[What the task requires]: Could every entry be set down once more, exactly as given?

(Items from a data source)
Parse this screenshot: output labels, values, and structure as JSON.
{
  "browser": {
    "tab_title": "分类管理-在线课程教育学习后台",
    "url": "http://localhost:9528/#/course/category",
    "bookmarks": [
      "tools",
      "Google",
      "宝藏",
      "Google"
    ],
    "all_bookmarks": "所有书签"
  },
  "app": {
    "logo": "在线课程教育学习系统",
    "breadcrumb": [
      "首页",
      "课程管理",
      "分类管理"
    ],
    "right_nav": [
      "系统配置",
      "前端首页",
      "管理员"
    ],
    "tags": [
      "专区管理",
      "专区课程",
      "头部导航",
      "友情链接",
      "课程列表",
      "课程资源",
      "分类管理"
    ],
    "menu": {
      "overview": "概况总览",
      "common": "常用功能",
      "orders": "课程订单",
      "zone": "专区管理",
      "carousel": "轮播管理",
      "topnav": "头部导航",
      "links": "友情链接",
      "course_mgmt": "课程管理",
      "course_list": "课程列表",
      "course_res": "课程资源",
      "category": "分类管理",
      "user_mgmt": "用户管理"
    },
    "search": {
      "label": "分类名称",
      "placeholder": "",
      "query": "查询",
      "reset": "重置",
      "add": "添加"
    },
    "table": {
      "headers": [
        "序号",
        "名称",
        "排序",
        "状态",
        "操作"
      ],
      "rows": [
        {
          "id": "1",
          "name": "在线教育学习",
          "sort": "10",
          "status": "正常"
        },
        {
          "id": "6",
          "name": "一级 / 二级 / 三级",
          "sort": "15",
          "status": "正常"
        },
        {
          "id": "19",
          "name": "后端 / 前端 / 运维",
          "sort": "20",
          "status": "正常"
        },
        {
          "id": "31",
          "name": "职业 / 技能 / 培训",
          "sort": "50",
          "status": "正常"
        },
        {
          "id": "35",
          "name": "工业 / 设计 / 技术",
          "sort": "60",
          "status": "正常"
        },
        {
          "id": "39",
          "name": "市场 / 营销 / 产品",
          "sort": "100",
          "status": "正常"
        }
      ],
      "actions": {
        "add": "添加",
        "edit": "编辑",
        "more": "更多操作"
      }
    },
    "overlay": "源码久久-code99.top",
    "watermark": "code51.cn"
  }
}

[Task output]:
Parse this screenshot: output labels, values, and structure as JSON.
{
  "browser": {
    "tab_title": "分类管理-在线课程教育学习后台",
    "url": "http://localhost:9528/#/course/category",
    "bookmarks": [
      "tools",
      "Google",
      "宝藏",
      "Google"
    ],
    "all_bookmarks": "所有书签"
  },
  "app": {
    "logo": "在线课程教育学习系统",
    "breadcrumb": [
      "首页",
      "课程管理",
      "分类管理"
    ],
    "right_nav": [
      "系统配置",
      "前端首页",
      "管理员"
    ],
    "tags": [
      "专区管理",
      "专区课程",
      "头部导航",
      "友情链接",
      "课程列表",
      "课程资源",
      "分类管理"
    ],
    "menu": {
      "overview": "概况总览",
      "common": "常用功能",
      "orders": "课程订单",
      "zone": "专区管理",
      "carousel": "轮播管理",
      "topnav": "头部导航",
      "links": "友情链接",
      "course_mgmt": "课程管理",
      "course_list": "课程列表",
      "course_res": "课程资源",
      "category": "分类管理",
      "user_mgmt": "用户管理"
    },
    "search": {
      "label": "分类名称",
      "placeholder": "",
      "query": "查询",
      "reset": "重置",
      "add": "添加"
    },
    "table": {
      "headers": [
        "序号",
        "名称",
        "排序",
        "状态",
        "操作"
      ],
      "rows": [
        {
          "id": "1",
          "name": "在线教育学习",
          "sort": "10",
          "status": "正常"
        },
        {
          "id": "6",
          "name": "一级 / 二级 / 三级",
          "sort": "15",
          "status": "正常"
        },
        {
          "id": "19",
          "name": "后端 / 前端 / 运维",
          "sort": "20",
          "status": "正常"
        },
        {
          "id": "31",
          "name": "职业 / 技能 / 培训",
          "sort": "50",
          "status": "正常"
        },
        {
          "id": "35",
          "name": "工业 / 设计 / 技术",
          "sort": "60",
          "status": "正常"
        },
        {
          "id": "39",
          "name": "市场 / 营销 / 产品",
          "sort": "100",
          "status": "正常"
        }
      ],
      "actions": {
        "add": "添加",
        "edit": "编辑",
        "more": "更多操作"
      }
    },
    "overlay": "源码久久-code99.top",
    "watermark": "code51.cn"
  }
}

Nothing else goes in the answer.